Provocative pieces from Shai Wosner

Shai Wosner
Philadelphia Inquirer

By David Patrick Stearns

The latest theory on why Mozart was his singular self sounds suspiciously facile: Now, according to some medical experts, it seems the great genius was bipolar. Well, who isn't?

Whether or not pianist Shai Wosner subscribes to that idea, he began his concert with the Miro Quartet on Friday with a solo piano work, the Fantasy in C minor, K. 475 - one of the darker, crunchier pieces Mozart wrote - in a performance that went convincingly to more extremes than usual (and not just to block out a noisy hearing aid in the audience). Fine gradations of intensity, touch, and nuance were everywhere in this unusual start to a provocatively unorthodox Philadelphia Chamber Music Society program at the Kimmel Center.

The Fantasy's counterpoint and sense of simultaneous music events were a logical bridge to three Bach pieces adapted by Mozart - unconvincingly - for string trio. Bach's counterpoint was muddied, but its strength of purpose kept Mozart from asserting his own personality. It said much about what Mozart is not. Bach found God in the mechanics of composition. In Mozart's secular world, mechanics were subsumed by a larger personal expression, as in the Fantasy.
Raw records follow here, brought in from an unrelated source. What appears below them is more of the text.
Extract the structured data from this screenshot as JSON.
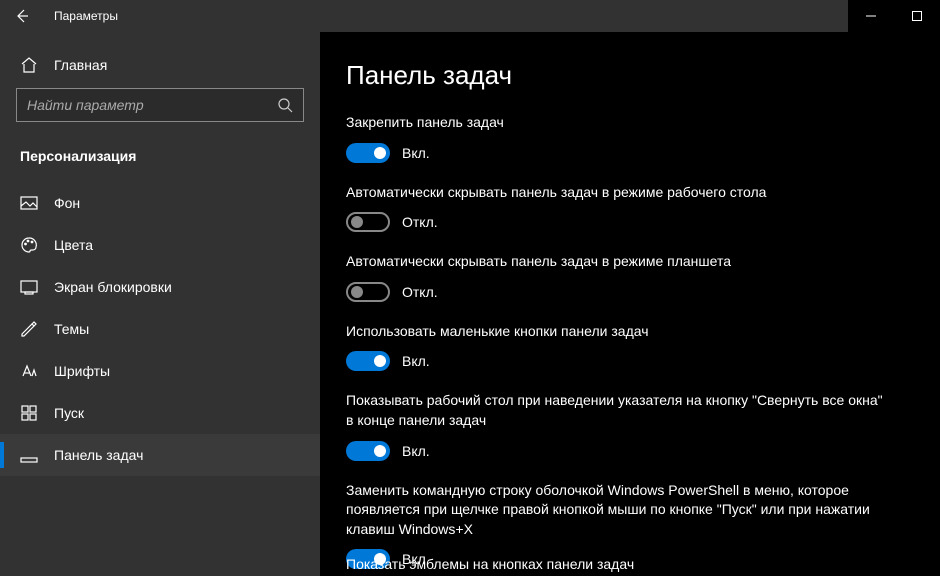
{
  "titlebar": {
    "title": "Параметры"
  },
  "home_label": "Главная",
  "search": {
    "placeholder": "Найти параметр"
  },
  "category": "Персонализация",
  "nav": {
    "items": [
      {
        "label": "Фон"
      },
      {
        "label": "Цвета"
      },
      {
        "label": "Экран блокировки"
      },
      {
        "label": "Темы"
      },
      {
        "label": "Шрифты"
      },
      {
        "label": "Пуск"
      },
      {
        "label": "Панель задач"
      }
    ]
  },
  "page": {
    "title": "Панель задач",
    "settings": [
      {
        "label": "Закрепить панель задач",
        "on": true,
        "state": "Вкл."
      },
      {
        "label": "Автоматически скрывать панель задач в режиме рабочего стола",
        "on": false,
        "state": "Откл."
      },
      {
        "label": "Автоматически скрывать панель задач в режиме планшета",
        "on": false,
        "state": "Откл."
      },
      {
        "label": "Использовать маленькие кнопки панели задач",
        "on": true,
        "state": "Вкл."
      },
      {
        "label": "Показывать рабочий стол при наведении указателя на кнопку \"Свернуть все окна\" в конце панели задач",
        "on": true,
        "state": "Вкл."
      },
      {
        "label": "Заменить командную строку оболочкой Windows PowerShell в меню, которое появляется при щелчке правой кнопкой мыши по кнопке \"Пуск\" или при нажатии клавиш Windows+X",
        "on": true,
        "state": "Вкл."
      }
    ],
    "footer_cut": "Показать эмблемы на кнопках панели задач"
  },
  "colors": {
    "accent": "#0078d7"
  }
}
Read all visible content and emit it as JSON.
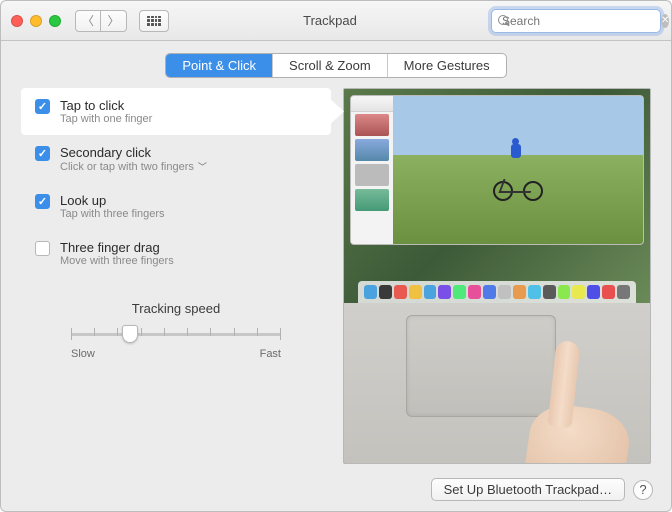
{
  "window": {
    "title": "Trackpad"
  },
  "search": {
    "placeholder": "Search"
  },
  "tabs": [
    {
      "label": "Point & Click",
      "active": true
    },
    {
      "label": "Scroll & Zoom",
      "active": false
    },
    {
      "label": "More Gestures",
      "active": false
    }
  ],
  "options": [
    {
      "title": "Tap to click",
      "subtitle": "Tap with one finger",
      "checked": true,
      "selected": true,
      "dropdown": false
    },
    {
      "title": "Secondary click",
      "subtitle": "Click or tap with two fingers",
      "checked": true,
      "selected": false,
      "dropdown": true
    },
    {
      "title": "Look up",
      "subtitle": "Tap with three fingers",
      "checked": true,
      "selected": false,
      "dropdown": false
    },
    {
      "title": "Three finger drag",
      "subtitle": "Move with three fingers",
      "checked": false,
      "selected": false,
      "dropdown": false
    }
  ],
  "slider": {
    "title": "Tracking speed",
    "min_label": "Slow",
    "max_label": "Fast",
    "ticks": 10,
    "value": 3
  },
  "footer": {
    "bt_button": "Set Up Bluetooth Trackpad…"
  },
  "dock_colors": [
    "#4aa3df",
    "#3a3a3a",
    "#e85a4f",
    "#f0c040",
    "#4aa3df",
    "#7a4fe8",
    "#4fe87a",
    "#e84f9a",
    "#4f7ae8",
    "#c0c0c0",
    "#e89a4f",
    "#4fc0e8",
    "#5a5a5a",
    "#8ae84f",
    "#e8e84f",
    "#4f4fe8",
    "#e84f4f",
    "#777"
  ]
}
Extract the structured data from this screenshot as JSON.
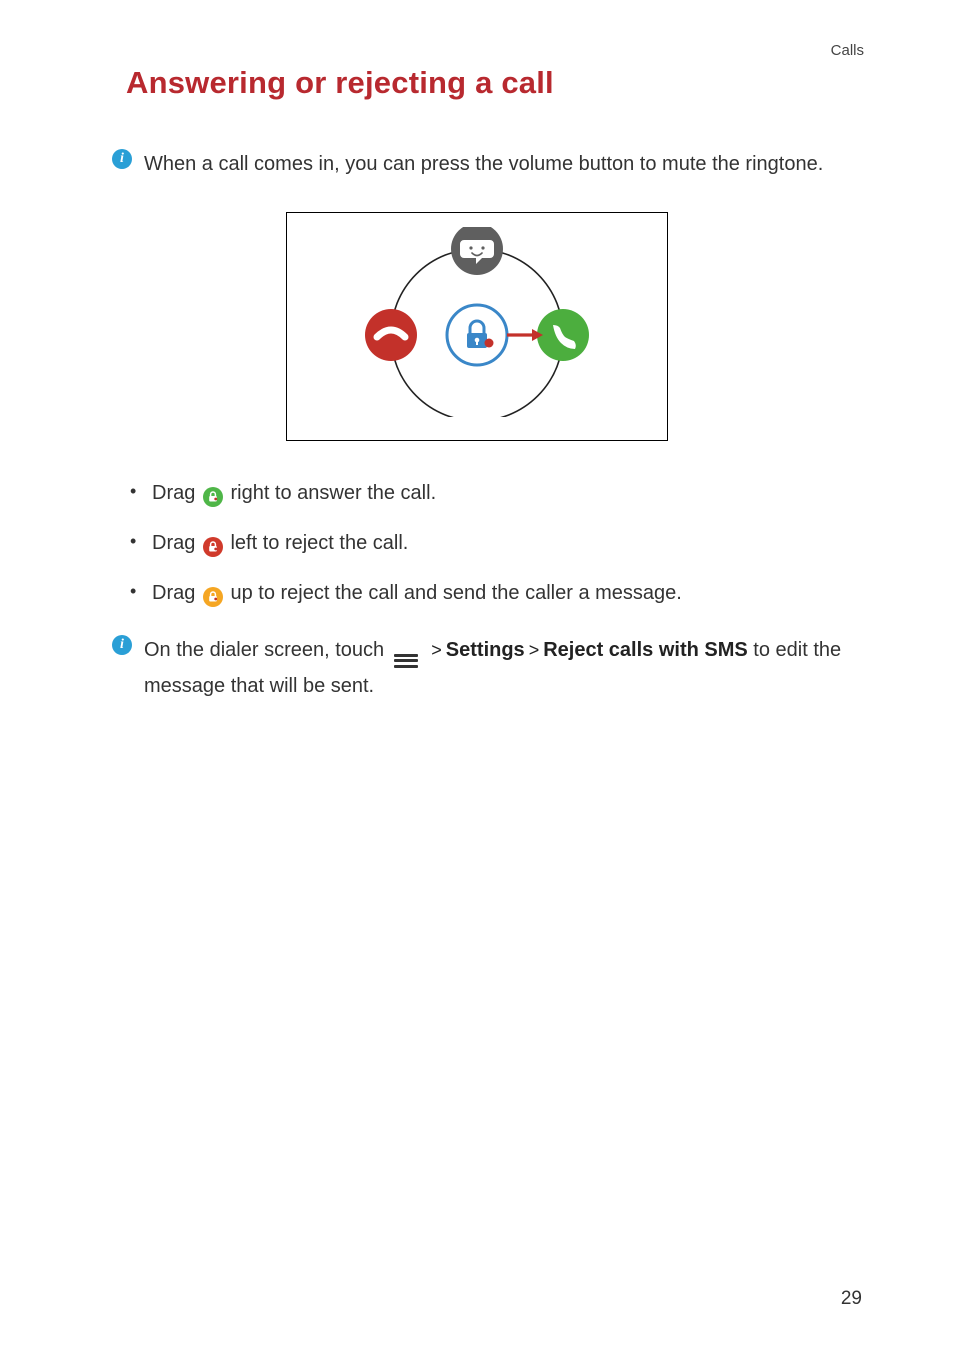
{
  "header": {
    "section": "Calls"
  },
  "title": "Answering or rejecting a call",
  "info1": "When a call comes in, you can press the volume button to mute the ringtone.",
  "bullets": {
    "b1_pre": "Drag ",
    "b1_post": " right to answer the call.",
    "b2_pre": "Drag ",
    "b2_post": " left to reject the call.",
    "b3_pre": "Drag ",
    "b3_post": " up to reject the call and send the caller a message."
  },
  "info2": {
    "pre": "On the dialer screen, touch ",
    "sep": " > ",
    "settings": "Settings",
    "reject": "Reject calls with SMS",
    "post": " to edit the message that will be sent."
  },
  "page_number": "29"
}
All of these elements were heard in happier balance in Mozart's familiar Piano Quartet in E-flat major, K. 493, though the performance didn't let you slip back into mere enjoyment. The normally graceful passage work had Bach-like toughness in Wosner's hands. Parts that usually sigh and swoon instead revealed greater underlying musical integrity. The piece's emotional range wasn't tempered by surface charm. Mozart shouldn't always be played this way, but I'm grateful to have heard this.

Wosner is emerging as an increasingly important artist: His excellent debut disc on the Onyx label juxtaposes piano miniatures by Brahms and Schoenberg - who had far more in common than one would think - though with a yielding performance manner that didn't prepare me for the domineering personality heard Friday in Dvorak's Piano Quartet, Op. 87.
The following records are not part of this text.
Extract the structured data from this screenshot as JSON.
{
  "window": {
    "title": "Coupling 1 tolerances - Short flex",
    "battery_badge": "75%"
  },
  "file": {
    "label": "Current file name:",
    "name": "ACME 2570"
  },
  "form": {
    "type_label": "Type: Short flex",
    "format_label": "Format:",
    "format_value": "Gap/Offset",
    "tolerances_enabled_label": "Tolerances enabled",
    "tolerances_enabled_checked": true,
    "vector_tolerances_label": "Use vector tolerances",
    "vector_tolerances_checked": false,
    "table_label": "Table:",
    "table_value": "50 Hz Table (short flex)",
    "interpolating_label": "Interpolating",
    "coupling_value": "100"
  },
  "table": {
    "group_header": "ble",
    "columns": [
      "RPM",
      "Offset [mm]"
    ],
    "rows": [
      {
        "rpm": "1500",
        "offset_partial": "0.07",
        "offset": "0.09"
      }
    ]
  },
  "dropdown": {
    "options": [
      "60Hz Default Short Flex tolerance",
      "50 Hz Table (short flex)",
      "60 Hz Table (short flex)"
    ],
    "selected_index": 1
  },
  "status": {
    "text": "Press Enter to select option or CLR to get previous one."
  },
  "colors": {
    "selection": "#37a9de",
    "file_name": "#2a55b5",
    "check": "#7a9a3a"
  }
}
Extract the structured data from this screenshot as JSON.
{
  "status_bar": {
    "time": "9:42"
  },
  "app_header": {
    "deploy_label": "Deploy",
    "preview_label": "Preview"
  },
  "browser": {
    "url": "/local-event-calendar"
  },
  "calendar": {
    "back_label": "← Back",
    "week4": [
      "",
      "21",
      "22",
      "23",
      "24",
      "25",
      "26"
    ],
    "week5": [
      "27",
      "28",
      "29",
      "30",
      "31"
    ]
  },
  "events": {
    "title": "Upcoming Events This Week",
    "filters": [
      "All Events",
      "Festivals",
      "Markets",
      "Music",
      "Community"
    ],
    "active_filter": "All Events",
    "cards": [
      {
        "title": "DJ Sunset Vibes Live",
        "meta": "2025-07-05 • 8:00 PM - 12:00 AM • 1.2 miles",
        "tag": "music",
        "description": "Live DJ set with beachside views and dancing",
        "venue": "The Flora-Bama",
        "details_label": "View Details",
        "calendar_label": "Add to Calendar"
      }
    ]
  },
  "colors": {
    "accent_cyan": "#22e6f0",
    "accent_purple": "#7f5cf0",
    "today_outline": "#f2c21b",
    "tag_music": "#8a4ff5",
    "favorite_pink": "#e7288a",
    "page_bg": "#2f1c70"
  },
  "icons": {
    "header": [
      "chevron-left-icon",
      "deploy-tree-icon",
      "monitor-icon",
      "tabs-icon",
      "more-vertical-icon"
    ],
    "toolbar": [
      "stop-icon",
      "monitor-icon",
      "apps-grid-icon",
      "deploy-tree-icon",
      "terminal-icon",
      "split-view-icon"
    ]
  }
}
Not the sort of chamber pianist who envelops his collaborators with warm sonority, Wosner creates something akin to a magnetic field that draws everybody along with brisk, unsentimental tempos and a manner that, in the Dvorak, had an amplitude one associates more with Rachmaninoff. Sometimes, the music was bullied. Writ larger, the piece reveals the composer's ill-advised decisions to juxtapose palm-court fluffiness to folk-influenced exoticism that sounded almost Middle Eastern. It's good to get a break from the greatest-hits chamber works, but this one perhaps responds better to coaxing rather than to manhandling.